A lot of you fine readers are already contributors to your favorite worthy Linux projects. I'll wager there are also some who would love to contribute in some way, but aren't quite sure how. So here are a few ideas to get you inspired and, hopefully, involved.
Many projects accept donations of money. They may have wish lists of hardware for testing, or other items. A little bit is better than zero, so don't feel badly if you can only give a little. I suggest focusing on a limited number of projects that you can support regularly, rather than trying to spread your finances too thinly.
This is a lot more valuable than you may think. I'm not sure where the "you must have a hide this thick to enter" ethos came from, but it's bizarre and it doesn't work. Most people prefer to be treated with courtesy and friendliness, and that goes a long way in building a friendly, productive atmosphere. How to Protect Your Open Source Project From Poisonous People is a fast introduction to the subject.
If you enjoy encouraging people, and helping groups work together, you just might be a born community manager. The Art of Community by Jono Bacon is an excellent resource for anyone nutty enough to think they might want to be a Linux cat-herder.
Every day there are hordes of new Linux users, and users new to a particular piece of Linux software. Having the patience to help newbies is incredibly valuable, and there are a lot of fairly simple ways to do this without it turning into a time sink. Your #1 resource is a good FAQ. It's not that hard to assemble and organize one from forum posts and IRC discussions, and it's a valuable way to help the developers of your favorite projects.

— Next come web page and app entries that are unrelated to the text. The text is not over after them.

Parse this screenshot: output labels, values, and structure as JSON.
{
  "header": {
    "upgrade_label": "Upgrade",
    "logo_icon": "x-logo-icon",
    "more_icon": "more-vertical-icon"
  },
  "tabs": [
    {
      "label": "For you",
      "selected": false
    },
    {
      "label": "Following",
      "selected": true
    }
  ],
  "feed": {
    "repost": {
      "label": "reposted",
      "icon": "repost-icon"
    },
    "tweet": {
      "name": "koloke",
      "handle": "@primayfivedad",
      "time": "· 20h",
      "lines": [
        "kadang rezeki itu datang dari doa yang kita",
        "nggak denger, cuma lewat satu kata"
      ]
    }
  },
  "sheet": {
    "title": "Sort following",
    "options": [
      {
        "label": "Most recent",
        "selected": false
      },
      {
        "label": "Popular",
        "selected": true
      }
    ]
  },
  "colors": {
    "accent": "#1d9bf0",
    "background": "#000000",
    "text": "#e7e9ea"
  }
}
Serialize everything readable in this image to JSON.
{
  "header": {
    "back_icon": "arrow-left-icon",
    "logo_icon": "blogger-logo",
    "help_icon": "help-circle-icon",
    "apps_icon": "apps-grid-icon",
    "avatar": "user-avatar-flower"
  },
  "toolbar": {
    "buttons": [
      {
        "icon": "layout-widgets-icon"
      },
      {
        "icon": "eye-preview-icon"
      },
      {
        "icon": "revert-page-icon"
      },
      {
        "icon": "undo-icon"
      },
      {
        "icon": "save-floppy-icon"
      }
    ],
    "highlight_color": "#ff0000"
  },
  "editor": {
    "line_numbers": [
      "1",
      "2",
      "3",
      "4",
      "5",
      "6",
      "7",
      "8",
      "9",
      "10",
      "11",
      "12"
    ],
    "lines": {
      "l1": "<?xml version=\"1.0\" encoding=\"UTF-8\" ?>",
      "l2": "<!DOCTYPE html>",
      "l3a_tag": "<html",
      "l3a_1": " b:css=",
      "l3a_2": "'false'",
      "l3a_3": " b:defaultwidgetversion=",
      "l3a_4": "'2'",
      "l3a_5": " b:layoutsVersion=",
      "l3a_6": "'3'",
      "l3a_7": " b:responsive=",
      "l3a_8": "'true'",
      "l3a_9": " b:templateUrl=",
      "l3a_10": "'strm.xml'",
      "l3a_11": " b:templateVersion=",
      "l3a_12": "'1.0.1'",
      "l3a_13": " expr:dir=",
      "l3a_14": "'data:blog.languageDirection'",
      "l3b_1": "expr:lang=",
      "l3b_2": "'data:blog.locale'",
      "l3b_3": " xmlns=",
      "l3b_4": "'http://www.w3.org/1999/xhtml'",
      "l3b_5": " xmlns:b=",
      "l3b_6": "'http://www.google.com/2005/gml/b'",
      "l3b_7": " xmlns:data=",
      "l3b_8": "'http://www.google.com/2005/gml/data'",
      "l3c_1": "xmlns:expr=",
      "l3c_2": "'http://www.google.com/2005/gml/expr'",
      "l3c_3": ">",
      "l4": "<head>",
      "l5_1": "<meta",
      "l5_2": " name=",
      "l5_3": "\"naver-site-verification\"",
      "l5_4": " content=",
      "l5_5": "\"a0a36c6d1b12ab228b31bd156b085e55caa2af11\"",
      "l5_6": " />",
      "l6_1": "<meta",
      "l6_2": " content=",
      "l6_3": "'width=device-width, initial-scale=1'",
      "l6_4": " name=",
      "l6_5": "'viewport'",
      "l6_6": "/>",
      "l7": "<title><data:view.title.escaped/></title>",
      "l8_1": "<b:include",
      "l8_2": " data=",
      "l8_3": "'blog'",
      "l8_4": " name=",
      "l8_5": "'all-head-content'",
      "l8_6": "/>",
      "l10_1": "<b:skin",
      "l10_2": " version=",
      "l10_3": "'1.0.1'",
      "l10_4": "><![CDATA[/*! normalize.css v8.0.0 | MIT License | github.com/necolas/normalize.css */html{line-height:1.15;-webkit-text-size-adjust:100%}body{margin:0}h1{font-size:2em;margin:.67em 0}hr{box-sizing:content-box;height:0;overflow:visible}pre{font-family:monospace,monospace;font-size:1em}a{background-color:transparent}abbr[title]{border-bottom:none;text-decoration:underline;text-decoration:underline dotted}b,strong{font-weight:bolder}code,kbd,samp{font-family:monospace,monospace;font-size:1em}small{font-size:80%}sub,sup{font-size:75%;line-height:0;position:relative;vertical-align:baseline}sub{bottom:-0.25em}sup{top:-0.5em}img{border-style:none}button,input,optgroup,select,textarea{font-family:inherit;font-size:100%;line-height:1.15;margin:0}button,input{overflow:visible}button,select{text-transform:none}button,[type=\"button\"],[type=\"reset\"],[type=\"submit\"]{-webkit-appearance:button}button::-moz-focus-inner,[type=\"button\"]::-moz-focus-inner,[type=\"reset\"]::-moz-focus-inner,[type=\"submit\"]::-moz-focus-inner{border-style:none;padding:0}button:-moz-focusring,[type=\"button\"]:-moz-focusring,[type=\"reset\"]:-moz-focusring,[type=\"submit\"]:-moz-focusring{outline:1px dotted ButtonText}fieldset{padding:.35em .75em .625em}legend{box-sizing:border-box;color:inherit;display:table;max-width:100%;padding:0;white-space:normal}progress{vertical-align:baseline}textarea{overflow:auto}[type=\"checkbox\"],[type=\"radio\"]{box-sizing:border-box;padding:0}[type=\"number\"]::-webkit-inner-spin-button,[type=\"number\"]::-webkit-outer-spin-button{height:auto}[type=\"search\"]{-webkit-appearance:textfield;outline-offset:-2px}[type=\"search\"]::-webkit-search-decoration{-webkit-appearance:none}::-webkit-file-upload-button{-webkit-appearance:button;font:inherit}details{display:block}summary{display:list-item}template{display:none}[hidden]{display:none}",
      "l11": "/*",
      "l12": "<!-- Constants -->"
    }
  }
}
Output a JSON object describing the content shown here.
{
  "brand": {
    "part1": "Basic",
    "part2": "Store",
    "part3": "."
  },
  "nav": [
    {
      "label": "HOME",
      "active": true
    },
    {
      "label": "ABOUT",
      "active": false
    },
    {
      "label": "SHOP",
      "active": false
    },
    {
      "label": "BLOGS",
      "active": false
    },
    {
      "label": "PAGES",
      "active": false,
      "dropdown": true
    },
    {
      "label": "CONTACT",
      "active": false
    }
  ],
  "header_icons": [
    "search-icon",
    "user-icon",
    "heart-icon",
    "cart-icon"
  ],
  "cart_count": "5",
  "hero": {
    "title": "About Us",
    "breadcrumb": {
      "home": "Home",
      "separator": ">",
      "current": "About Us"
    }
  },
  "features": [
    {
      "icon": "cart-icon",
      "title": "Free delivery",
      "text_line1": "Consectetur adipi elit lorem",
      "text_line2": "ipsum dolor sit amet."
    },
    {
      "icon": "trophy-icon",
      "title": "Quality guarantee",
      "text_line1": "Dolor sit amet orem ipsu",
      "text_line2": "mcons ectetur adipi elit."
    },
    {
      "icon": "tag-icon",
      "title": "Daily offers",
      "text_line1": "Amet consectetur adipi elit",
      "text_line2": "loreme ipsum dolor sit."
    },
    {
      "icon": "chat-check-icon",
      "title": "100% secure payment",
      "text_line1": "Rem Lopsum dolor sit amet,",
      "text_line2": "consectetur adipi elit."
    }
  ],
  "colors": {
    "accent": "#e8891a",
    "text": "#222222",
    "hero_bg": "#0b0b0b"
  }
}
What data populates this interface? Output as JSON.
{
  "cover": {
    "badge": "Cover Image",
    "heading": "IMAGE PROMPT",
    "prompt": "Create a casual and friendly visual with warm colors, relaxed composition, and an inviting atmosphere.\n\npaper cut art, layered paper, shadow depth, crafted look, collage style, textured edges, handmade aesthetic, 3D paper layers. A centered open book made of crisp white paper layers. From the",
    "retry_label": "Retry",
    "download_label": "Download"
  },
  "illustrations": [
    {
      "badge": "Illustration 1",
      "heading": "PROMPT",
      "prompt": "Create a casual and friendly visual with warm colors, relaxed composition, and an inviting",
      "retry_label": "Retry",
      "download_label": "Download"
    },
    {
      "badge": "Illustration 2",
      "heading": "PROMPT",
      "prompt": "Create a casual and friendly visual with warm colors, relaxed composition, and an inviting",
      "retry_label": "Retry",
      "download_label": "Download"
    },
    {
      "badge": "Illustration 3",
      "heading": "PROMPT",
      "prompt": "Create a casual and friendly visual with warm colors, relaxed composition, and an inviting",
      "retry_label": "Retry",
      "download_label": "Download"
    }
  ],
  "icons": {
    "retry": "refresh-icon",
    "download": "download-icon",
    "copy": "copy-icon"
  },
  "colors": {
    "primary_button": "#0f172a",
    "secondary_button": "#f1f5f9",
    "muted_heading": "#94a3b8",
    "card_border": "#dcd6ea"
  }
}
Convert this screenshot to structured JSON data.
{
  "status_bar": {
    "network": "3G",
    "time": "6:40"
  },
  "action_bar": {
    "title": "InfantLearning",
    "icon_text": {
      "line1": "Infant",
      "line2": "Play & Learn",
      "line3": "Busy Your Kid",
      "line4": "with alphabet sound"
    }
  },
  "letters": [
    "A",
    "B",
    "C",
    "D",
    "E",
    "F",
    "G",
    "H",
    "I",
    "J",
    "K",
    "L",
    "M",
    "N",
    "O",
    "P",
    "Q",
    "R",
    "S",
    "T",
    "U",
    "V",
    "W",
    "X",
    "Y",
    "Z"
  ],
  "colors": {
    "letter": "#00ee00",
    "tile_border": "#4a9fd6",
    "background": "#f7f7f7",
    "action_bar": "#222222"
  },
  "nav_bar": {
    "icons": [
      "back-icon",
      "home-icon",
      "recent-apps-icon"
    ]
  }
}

Answering questions is a lot easier when you can point people to helpful resources.
Learn to Code
Web Design and Marketing
Don't let the word "marketing" turn you off because I'm not talking about selling a project, but rather presenting its best face to the world. A lot of Linux and FOSS projects have Web sites that don't publish useful information. Like what the software does, in plain language. News and howtos are jumbled randomly into single blogs, or there is little useful communication of any kind. A project Web site doesn't need to be fancy, but it does need to be informative, and organized enough that interested visitors can learn cool things about the project.
Artwork and Multimedia
There are a lot of generous artists contributing beautiful work to Linux projects. Appearance does matter-- we stare at these dang things all day long, so they might as well look nice.
Encourage the Boss
If your business relies on Linux software, talk to the boss about supporting it in some way.
The most brilliant software will just sit there if nobody knows how to use it. "Read the code" is not a substitute for good howtos. (Bruce Byfield offers some guidance on becoming a professional technical writer in Careers in Linux: Technical Writing.)
Users into Contributors
Turning users into contributors is what makes Linux and FOSS work. It takes a lot of different roles to support any software project, so don't be shy-- somewhere out there is the right one for you, where you can do satisfying work and make a difference.
Photo of US currency courtesy Wikimedia Commons, public domain